The Whitley began renovations in Fall 2018, and the timing was fortuitous. The property was previously operated as The Ritz-Carlton, Buckhead. In 1996, Host acquired the hotel—which originally opened in 1984—and later did renovations on guest rooms and ballrooms in 2008. But in 2017, the management agreement with Ritz-Carlton ended. 

“At the end of the management agreement, we were left with a hotel fully unencumbered by both brand and management,” says Timothy Cannon, Host’s director of asset management. “We evaluated selling the hotel unencumbered but saw the opportunity to create more value for our shareholders through a strategic repositioning.”

In 2017, the hotel was renamed The Whitley, and it became part of Marriott’s Luxury Collection, allowing the hotel to tap into Marriott’s customer base while retaining its own independent identity. 

“When you look at the Buckhead market, you’ll see a number of hotels that have a brand-specific design, cater to the upscale guest experience, and have a loyal customer base,” Cannon says. “But what Buckhead was missing was that unique offering, something that tied into the culture and history of the neighborhood.” And so, The Whitley was born, paying homage to John Whitley, a farmer, hunter, and tradesman who migrated to the area in the 1800s. Several of the hotel’s renovation features were designed to add revenue. “We opened up the bar into the lobby to add seating,” says Helen Jorgensen, Host’s vice president of design and procurement. “And the restaurant was redesigned to add additional meeting space to the property.” 

Cannon explains that moving to Marriott’s The Luxury Collection brand allowed for a reset of the operating model with a focus on the property team delivering service and product based on the asset’s unique positioning. This reset led to improved profitability.  “We knew by moving to a more accessible luxury price point to attract a broader swath of demand, we would see a little bit of rate decline,” he says. “But in successfully repositioning the asset and streamlining its operating model, we’ve been able to drive bottom line EBITDA and NOI performance.”    
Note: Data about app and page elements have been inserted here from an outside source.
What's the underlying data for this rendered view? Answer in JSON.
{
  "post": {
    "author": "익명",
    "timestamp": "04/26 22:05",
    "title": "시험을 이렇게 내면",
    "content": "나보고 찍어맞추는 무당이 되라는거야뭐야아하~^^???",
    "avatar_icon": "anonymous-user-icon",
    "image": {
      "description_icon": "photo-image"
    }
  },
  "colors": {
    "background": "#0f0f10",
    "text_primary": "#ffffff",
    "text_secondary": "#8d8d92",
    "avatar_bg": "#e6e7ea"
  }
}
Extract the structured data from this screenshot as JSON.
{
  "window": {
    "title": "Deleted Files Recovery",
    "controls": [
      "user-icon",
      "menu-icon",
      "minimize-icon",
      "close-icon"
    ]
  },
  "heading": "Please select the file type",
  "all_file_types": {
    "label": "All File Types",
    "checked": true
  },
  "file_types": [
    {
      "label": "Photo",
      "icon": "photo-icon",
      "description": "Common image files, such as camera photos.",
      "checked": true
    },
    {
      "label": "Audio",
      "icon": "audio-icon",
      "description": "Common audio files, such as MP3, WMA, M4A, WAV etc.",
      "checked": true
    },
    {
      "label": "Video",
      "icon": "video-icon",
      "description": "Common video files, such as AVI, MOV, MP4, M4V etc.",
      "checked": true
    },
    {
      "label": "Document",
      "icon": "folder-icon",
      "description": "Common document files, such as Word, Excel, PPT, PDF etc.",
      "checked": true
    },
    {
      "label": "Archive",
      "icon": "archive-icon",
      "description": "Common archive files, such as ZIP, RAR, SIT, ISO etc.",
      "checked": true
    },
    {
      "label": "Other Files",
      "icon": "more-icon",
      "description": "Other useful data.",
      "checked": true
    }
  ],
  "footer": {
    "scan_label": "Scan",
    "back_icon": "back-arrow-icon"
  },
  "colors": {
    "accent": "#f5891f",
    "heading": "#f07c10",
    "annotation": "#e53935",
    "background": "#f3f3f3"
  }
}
The result? A small erosion in rate, but occupancy is at one of the highest levels it’s been in the history of the hotel. In 2019, the hotel should generate its highest NOI in 17 years, despite having renovations taking place, Cannon says.